1946 - Gibson Manufacturing Co. opens a tractor factory in Longmont, the first new heavy industry to locate in Longmont in over forty years. Production of Gibson tractors ceases, however, in 1952.

1950 - Longmont's population is 8,099.

1955 - A United Airlines DC-6 Mainliner crashes eight miles northeast of Longmont, killing all 44 aboard. Subsequent investigations showed that it was brought down by a bomb in a suitcase.

1960 - Longmont's population is 11,489.

1961 - City Charter adopted and Longmont becomes a home-rule city.

1962 - The Federal Aviation Administration opens an air traffic control center in northwest Longmont.

1965 - IBM announces construction of a large plant between Boulder and Longmont, accelerating the pace of growth and the shift of the economic base from agriculture to high technology.

1970 - Longmont's population is 23,209, double that of ten years earlier. The Kuner-Empson cannery closes.

1972-5 "Project 75" complex at 3rd Ave and Kimbark Street opens, including a new library, Civic Center and police station.

1975 - Longmont native Vance Brand flies on the Apollo-Soyuz mission which linked Soviet and American spacecraft.

1977 - Closing of the Great Western Sugar Factory in Longmont.

1980 - Longmont's population is 42,942, almost double that of ten years earlier. On August 15, Longmont police officer Glenn Herner shoots and kills two men, Juan Garcia and Jeff Cordova, during a Main Street altercation. Herner was later acquitted of manslaughter charges. The aftermath of this tragedy led to massive changes in police training and to the founding of El Comite.

1986 - Twin Peaks Mall opens.

1990 - Longmont's population is 51,524.

1993 - Construction of a new Library and a new Safety & Justice Center.

2000 - Longmont's population is 71,093.

2002 - Construction of a new Recreation Center, a Museum & Cultural Center, and improvements to Roosevelt Park completed.

2010 - Longmont's population is 86,270

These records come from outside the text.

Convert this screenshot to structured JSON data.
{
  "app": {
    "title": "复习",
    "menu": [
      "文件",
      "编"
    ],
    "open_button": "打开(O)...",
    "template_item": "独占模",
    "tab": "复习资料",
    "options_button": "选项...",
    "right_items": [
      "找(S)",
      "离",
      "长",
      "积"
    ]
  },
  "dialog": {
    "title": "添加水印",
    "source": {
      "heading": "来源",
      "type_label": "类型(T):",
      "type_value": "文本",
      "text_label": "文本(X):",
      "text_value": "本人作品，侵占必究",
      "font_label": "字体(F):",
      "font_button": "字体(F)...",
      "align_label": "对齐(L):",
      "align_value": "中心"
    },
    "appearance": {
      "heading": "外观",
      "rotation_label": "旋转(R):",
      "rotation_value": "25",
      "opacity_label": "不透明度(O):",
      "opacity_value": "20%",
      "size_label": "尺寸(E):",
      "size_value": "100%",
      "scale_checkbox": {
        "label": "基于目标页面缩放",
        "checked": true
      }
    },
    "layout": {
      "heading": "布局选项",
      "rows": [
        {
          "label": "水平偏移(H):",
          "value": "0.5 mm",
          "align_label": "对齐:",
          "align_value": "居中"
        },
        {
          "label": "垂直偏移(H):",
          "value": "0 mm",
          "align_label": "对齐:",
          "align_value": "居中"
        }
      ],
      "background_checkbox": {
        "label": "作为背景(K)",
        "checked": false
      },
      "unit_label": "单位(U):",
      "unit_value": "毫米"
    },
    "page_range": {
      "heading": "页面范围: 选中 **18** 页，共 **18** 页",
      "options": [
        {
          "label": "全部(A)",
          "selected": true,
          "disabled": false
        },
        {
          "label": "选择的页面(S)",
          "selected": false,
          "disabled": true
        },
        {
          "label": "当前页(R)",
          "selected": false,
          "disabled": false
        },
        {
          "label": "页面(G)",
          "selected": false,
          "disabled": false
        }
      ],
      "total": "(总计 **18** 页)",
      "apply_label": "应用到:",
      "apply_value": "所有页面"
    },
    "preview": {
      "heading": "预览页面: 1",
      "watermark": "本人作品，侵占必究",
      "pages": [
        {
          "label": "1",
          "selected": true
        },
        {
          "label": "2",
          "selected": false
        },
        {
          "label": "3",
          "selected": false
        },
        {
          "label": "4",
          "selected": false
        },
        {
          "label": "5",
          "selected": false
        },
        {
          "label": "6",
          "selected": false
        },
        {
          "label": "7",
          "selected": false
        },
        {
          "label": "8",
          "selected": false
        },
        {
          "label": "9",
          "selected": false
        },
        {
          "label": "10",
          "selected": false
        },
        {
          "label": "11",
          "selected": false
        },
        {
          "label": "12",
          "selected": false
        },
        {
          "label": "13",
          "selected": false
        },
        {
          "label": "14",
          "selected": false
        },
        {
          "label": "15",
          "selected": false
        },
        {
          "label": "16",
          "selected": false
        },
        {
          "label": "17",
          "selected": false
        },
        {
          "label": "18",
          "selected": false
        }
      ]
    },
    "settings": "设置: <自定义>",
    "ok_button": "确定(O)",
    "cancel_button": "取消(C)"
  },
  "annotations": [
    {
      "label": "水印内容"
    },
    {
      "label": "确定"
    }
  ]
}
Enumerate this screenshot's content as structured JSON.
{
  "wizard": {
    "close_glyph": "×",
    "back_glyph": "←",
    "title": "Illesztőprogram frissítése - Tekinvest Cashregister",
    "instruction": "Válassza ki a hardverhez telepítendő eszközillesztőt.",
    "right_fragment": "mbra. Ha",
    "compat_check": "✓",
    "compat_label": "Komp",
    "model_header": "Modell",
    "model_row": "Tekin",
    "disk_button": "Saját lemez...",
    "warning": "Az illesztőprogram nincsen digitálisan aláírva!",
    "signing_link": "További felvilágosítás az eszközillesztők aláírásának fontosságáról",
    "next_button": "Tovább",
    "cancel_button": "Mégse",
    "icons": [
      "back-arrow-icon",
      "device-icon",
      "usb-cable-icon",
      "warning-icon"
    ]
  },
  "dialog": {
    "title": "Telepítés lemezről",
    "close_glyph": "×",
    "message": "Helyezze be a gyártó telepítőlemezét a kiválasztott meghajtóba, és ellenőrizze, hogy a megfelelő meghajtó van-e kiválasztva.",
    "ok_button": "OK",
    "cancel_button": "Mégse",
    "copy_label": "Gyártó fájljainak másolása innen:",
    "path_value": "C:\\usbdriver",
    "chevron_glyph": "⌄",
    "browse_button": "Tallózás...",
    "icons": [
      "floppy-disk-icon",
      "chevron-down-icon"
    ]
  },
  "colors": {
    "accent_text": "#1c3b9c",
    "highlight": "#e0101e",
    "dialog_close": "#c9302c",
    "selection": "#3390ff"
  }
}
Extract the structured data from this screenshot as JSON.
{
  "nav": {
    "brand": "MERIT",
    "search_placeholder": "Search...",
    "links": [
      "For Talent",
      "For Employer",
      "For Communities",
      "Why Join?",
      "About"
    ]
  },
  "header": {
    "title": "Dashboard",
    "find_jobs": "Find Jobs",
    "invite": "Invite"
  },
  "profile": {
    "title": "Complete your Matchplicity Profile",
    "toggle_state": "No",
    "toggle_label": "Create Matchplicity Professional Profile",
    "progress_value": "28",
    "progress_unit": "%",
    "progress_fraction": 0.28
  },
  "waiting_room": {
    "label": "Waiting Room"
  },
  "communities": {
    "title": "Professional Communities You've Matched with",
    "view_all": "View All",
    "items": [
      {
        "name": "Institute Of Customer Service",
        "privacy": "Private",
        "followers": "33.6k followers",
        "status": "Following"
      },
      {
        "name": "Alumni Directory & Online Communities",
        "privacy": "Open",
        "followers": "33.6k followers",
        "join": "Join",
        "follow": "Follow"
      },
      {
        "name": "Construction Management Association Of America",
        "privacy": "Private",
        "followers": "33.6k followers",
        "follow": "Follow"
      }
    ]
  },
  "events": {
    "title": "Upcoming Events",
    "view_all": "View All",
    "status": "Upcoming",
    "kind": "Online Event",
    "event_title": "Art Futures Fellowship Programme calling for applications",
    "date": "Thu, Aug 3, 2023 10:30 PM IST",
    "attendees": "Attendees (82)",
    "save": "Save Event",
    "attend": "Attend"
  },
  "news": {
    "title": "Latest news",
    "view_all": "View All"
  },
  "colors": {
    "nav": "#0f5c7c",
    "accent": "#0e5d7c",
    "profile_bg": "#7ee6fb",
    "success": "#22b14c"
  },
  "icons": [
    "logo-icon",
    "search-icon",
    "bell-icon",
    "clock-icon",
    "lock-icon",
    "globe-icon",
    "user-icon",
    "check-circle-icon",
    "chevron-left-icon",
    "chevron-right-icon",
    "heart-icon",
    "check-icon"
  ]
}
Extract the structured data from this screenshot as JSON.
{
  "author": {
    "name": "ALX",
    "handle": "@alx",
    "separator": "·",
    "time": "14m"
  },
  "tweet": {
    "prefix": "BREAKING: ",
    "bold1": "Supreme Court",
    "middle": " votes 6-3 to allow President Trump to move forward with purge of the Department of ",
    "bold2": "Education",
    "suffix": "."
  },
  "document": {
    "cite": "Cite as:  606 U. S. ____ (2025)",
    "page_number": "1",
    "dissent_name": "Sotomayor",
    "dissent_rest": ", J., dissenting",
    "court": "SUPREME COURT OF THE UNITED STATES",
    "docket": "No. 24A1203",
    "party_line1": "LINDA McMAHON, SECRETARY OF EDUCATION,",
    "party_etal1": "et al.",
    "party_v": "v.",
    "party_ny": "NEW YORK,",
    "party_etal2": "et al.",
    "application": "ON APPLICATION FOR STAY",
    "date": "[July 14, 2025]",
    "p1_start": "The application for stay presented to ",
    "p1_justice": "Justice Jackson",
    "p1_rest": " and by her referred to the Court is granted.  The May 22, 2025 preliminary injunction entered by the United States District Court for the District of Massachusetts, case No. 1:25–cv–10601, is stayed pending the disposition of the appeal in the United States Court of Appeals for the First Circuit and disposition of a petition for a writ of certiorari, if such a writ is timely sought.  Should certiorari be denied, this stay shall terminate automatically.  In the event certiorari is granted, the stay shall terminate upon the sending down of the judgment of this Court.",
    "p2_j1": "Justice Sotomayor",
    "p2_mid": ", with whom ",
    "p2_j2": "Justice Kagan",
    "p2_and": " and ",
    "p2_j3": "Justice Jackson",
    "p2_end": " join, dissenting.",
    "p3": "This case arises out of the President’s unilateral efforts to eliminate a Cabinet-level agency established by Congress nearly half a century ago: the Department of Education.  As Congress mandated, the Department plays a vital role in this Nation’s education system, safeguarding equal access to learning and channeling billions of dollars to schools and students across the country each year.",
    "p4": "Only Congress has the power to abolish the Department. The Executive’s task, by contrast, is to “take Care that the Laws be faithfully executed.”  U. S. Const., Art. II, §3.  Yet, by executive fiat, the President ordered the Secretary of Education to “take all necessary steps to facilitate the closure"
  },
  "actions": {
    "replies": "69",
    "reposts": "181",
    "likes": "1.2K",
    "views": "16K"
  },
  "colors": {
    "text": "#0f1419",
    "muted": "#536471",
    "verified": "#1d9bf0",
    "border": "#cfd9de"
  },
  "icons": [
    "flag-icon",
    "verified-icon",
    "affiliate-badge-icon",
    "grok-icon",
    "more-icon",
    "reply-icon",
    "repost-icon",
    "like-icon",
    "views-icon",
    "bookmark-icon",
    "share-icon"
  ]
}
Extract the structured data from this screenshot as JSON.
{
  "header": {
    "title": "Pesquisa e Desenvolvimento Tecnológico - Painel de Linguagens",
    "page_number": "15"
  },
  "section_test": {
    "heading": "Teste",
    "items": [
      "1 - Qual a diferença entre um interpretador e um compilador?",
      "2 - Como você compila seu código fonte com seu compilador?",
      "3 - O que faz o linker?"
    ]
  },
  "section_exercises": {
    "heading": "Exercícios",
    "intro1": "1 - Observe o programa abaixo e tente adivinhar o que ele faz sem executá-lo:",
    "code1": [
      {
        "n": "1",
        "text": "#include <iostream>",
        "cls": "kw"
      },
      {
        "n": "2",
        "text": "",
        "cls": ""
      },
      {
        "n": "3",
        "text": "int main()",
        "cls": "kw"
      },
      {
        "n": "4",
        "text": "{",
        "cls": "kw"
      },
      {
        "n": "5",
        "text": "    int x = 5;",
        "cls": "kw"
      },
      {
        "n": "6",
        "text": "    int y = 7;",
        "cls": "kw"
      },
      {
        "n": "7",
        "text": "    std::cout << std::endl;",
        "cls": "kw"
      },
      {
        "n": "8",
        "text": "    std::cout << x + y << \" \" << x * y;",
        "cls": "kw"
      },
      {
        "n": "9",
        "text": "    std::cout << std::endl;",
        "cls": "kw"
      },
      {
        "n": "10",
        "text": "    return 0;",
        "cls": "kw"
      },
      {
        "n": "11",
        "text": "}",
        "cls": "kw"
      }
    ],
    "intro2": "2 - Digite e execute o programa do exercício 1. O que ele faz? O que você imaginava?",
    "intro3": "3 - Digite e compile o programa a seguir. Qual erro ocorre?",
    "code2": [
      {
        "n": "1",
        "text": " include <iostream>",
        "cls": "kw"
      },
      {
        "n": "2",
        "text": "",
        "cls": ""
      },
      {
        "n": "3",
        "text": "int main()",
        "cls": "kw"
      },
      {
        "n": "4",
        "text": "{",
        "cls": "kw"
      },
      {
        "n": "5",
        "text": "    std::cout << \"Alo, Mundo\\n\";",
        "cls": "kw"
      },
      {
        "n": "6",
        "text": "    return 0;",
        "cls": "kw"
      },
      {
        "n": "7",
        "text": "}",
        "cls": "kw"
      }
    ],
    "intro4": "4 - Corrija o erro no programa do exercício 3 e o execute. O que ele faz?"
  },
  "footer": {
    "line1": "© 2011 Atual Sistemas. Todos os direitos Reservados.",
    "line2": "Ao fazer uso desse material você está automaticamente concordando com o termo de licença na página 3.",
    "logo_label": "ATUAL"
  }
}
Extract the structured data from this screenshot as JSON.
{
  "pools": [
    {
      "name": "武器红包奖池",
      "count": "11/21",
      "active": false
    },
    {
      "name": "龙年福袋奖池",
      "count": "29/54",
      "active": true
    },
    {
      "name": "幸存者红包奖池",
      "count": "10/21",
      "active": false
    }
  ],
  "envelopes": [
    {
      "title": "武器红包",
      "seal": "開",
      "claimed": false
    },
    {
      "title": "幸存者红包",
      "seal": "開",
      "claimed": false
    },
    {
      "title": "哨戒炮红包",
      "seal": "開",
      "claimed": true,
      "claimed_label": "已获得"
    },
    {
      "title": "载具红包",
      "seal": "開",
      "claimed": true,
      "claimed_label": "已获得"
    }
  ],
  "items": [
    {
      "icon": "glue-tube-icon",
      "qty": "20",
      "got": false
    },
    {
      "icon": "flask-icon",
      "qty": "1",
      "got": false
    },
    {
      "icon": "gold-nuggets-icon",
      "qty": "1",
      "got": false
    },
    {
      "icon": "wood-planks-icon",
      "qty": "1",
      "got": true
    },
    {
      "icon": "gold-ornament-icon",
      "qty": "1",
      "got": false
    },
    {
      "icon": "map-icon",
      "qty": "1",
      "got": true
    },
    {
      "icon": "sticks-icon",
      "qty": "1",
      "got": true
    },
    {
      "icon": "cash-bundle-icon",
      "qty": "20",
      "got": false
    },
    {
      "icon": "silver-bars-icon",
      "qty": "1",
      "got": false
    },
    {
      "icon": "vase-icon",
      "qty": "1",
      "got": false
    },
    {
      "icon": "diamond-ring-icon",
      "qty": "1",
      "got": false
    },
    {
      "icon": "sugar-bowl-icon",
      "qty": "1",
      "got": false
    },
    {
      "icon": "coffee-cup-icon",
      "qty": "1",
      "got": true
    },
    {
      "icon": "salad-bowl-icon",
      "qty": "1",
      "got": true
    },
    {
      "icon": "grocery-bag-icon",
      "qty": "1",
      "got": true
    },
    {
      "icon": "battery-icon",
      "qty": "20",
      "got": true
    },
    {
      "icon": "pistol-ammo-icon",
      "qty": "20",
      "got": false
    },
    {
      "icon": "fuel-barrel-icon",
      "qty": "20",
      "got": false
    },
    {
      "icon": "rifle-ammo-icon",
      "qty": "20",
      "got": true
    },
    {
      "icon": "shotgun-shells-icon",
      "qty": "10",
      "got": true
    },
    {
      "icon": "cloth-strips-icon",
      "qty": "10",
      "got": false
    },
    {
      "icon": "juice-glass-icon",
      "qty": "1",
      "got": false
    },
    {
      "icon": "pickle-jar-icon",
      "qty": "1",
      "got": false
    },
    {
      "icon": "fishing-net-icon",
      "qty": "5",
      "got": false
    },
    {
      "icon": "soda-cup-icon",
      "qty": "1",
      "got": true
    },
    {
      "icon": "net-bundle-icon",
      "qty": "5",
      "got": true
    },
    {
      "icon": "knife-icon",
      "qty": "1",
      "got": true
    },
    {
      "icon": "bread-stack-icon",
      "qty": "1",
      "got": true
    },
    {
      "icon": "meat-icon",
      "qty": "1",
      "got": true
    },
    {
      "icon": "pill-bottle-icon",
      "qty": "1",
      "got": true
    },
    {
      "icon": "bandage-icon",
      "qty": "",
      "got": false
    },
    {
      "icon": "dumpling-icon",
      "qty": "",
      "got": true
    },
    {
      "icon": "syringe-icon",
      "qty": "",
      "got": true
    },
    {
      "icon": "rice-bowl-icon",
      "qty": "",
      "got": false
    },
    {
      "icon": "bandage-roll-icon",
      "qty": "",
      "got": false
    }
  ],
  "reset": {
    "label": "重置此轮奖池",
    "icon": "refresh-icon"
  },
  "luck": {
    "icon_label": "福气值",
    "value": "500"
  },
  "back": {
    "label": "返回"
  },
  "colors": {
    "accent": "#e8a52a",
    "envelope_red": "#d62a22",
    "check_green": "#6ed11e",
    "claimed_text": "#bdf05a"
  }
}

2011 - Closing of the Butterball turkey processing plant, the last major agricultural industry in Longmont.

2013 - A major flood damages homes, businesses, and roads in Longmont and across the Front Range.